The Ecuadorian fishing vessel Charo is now on the high seas near French Polynesia with 29 out of 30 of its crew infected with the Covid-19 virus – and there are suspicions of more foreign fishing boats in similar predicaments.
One News in New Zealand ran a report on the issue on Wednesday night, raising the question of human rights abuses aboard foreign vessels in the Pacific.
Pacific reporter Barbara Dreaver said another situation had arisen with workers on boats crewing for a Chinese-owned company.
“Four Indonesian crew members have died working for the Dalian Ocean Fishing Company, all with the same Covid-19 symptoms – chest pain, swelling and breathing difficulties.
“It’s not known whether the men were Covid-positive.
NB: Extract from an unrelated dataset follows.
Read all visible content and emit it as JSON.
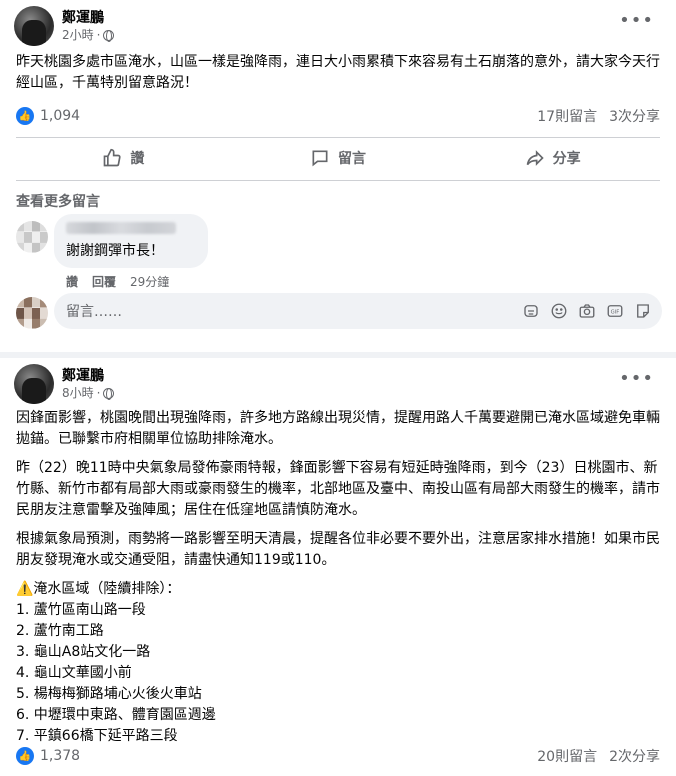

The captains didn’t get help for them and their bodies were thrown overboard,” Dreaver reported.
“We condemn the inhumane treatment against our crew members working at the Chinese fishing company,” Indonesian Foreign Minister Retno Marsudi told One News.
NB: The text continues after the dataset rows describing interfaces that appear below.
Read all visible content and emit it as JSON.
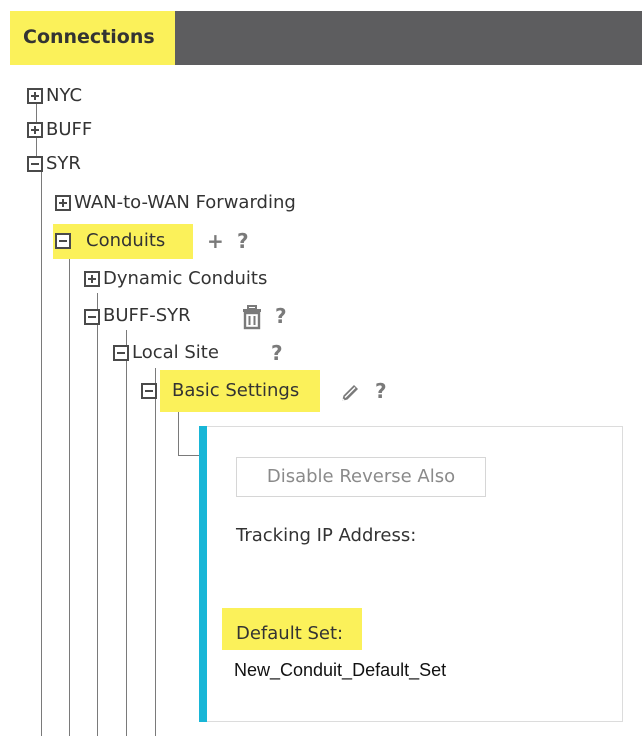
{
  "header": {
    "title": "Connections"
  },
  "tree": {
    "nyc": "NYC",
    "buff": "BUFF",
    "syr": "SYR",
    "wan_forwarding": "WAN-to-WAN Forwarding",
    "conduits": "Conduits",
    "dynamic_conduits": "Dynamic Conduits",
    "buff_syr": "BUFF-SYR",
    "local_site": "Local Site",
    "basic_settings": "Basic Settings"
  },
  "actions": {
    "add": "+",
    "help": "?"
  },
  "panel": {
    "disable_reverse_label": "Disable Reverse Also",
    "tracking_ip_label": "Tracking IP Address:",
    "default_set_label": "Default Set:",
    "default_set_value": "New_Conduit_Default_Set"
  },
  "colors": {
    "header_bg": "#5d5d5f",
    "highlight": "#fbf15a",
    "panel_accent": "#18b6d7"
  },
  "icons": [
    "expand-icon",
    "collapse-icon",
    "plus-icon",
    "help-icon",
    "trash-icon",
    "pencil-icon"
  ]
}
Dreaver mentioned yet another vessel that has been fishing near Samoa, saying the Samoan government has held “grave concerns for some time”.
“We have the merchant shipping bringing goods and also some fishing boats, it is quite possible an infection could come to Samoa,” Samoan Prime Minister Tuilaepa Sailele Malielegaoi said earlier this month.
Western and Central Pacific Tuna Program Manager, Bubba Cook – who works closely with Pacific governments to manage tuna stocks – told One News that urgent action is needed.
“We should be monitoring these vessels when they are out at sea and when they come in – test, trace, track – ensure that the disease is not entering into these communities through these fishing vessels and the fishermen on board,” he said.
Last week, French Polynesia came to the aid of a seriously ill suspected Covid-19 case on board the Ecuadorian fishing vessel.
One man was taken to Tahiti for urgent medical treatment, but the other 29 of the 30 crew – who all tested Covid-positive – were sent back out to sea.
The Charo, which had been at sea for a month, had anchored in an uninhabited bay off Nuku Hiva and reportedly none of its crew went onto the island.
The government in Papeete said the ship had been ordered to move back into international waters but to stay near Tahiti.
Fisheries consultant Francisco Blaha told One News: “The anxiety on board will be very high because you are on a floating piece of steel in the middle of nowhere.”
With strong unions, Ecuador’s crews are generally well cared for, unlike many Asian fishing vessels, Dreaver said.
“Instead it’s often a transmission hotbed on board and captains often won’t get sick crew the help they need, driven by the need to stay at sea,” she said.
“You are talking in the Pacific alone, in the tuna fisheries, in the order of billions of dollars,” Cook said.
Dreaver said the situation is complicated by issues of human rights abuses on some foreign fishing vessels working in the Pacific.
“Add Covid-19 to the mix and you’ve got a very nasty recipe which has the ability to spill out into Pacific communities.”
She said some Pacific ports have very strong measures in place to prevent his happening, but others don’t – and “that’s the concern”.
She said that the Forum Fisheries Agency has announced in the last few days that they are withdrawing observers from foreign vessels because of the threat from Covid-19.